It's here. The big day.
This is a royal wedding for a new generation, embracing YouTube, Twitter and Facebook. The nuptials of Prince William and Catherine Middleton can be followed on every imaginable media platform.
But for thousands of people who are lining the procession route in London there's clearly no substitute for the "old school" way of simply turning up to watch.
"It would be sad to be at home seeing it on your own," says one spectator.
Just after sunrise the streets were already bustling - some wedding-watchers had been there all night, others were stepping bleary-eyed from buses, trains and cabs, clutching coffees and shivering. London was waking up to the day ahead.
On the Strand, a flock of uniformed St John Ambulance workers on bikes readied themselves, pointing towards Westminster.
On the approach to Trafalgar Square, flag vendors waved their wares, while stall-holders unpacked boxes and boxes of royal paraphernalia, surely hoping for a bumper day of business.
The square itself was almost unrecognisable. Marquees, food outlets and media stands filled each corner, and a giant screen nestled between two of the square's famous lions. Below it a sign read "London [hearts] Will and Kate".
Among the growing crowd were Jules Rocks, from Peckham Rye in south-east London, and her 13-year-old niece Shannon. They'd been there all night and were freezing cold.
"I did a recce on Wednesday and was told to get here early. We've been here since 11pm last night, but they wouldn't let us sleep in the square so we went to a green and laid down.

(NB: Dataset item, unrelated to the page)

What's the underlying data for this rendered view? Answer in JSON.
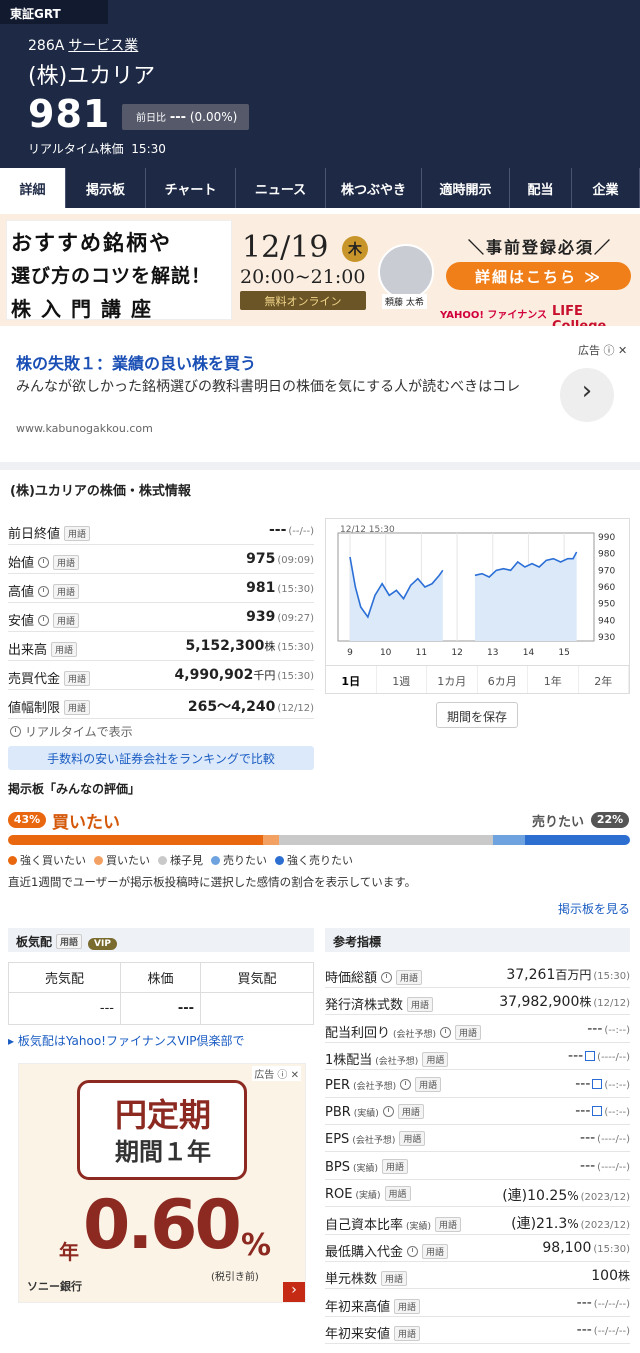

"When [Princess] Diana died I camped out for the funeral. I felt for Wills then and I've always followed the boys," says Jules.
Sitting a few rows down are London-based New Zealanders Salam and Yasmine Bassili, and Sarah Lukins. Decked out in wedding hats, smart dresses and jackets, they are taking the event seriously.
They look slightly eerie as they don Prince Harry, Camilla and Queen face masks. Yasmine has devised a themed quiz for her companions, and displays an encyclopaedic knowledge of royal marriages.
They stopped off at the Mall at 0400 BST, but decided to move to an area where they could watch everything on a big screen.
"We had to make that call. It was torture having to decide, and we're still not sure we have made the right decision," says Salam.
"There's nothing like atmosphere. If you can be here why would you stay at home?" says Yasmine, who works in banking.
"I've been taking a lot of mockery at work for my excitement about the wedding, and my bunting and everything. But as it got closer they were all suddenly getting into it and asking me for tips."
Salam says she has been "dreaming" about Kate's dress, and an excitable debate ensues about the expected outfits of the bride, bride's mother, the Duchess of Cornwall and the Queen.
"We all want Kate to wear [Alexander] McQueen but she's not fashion-forward enough. She's safe."
'A bit cheeky'
Down on the Mall, three young friends are kitted out in full-on wedding gowns. For them, perhaps not surprisingly, it's "all about Kate's dress".
"We think McQueen or Jasper Conran. Very elegant, not too big, maybe a fishtail style. She'll look gorgeous," says Georgia Sim, 24, from north London.
"And I'm thinking bridesmaids in midnight blue, to go with Kate's ring."
"A lot of today for us is about Kate's dress, we want to share her moment, which is maybe a bit cheeky," says friend Sophie Downes, also 24.
"One of our friends is actually at the wedding, she was really secretive about her outfit, we're so jealous," she adds.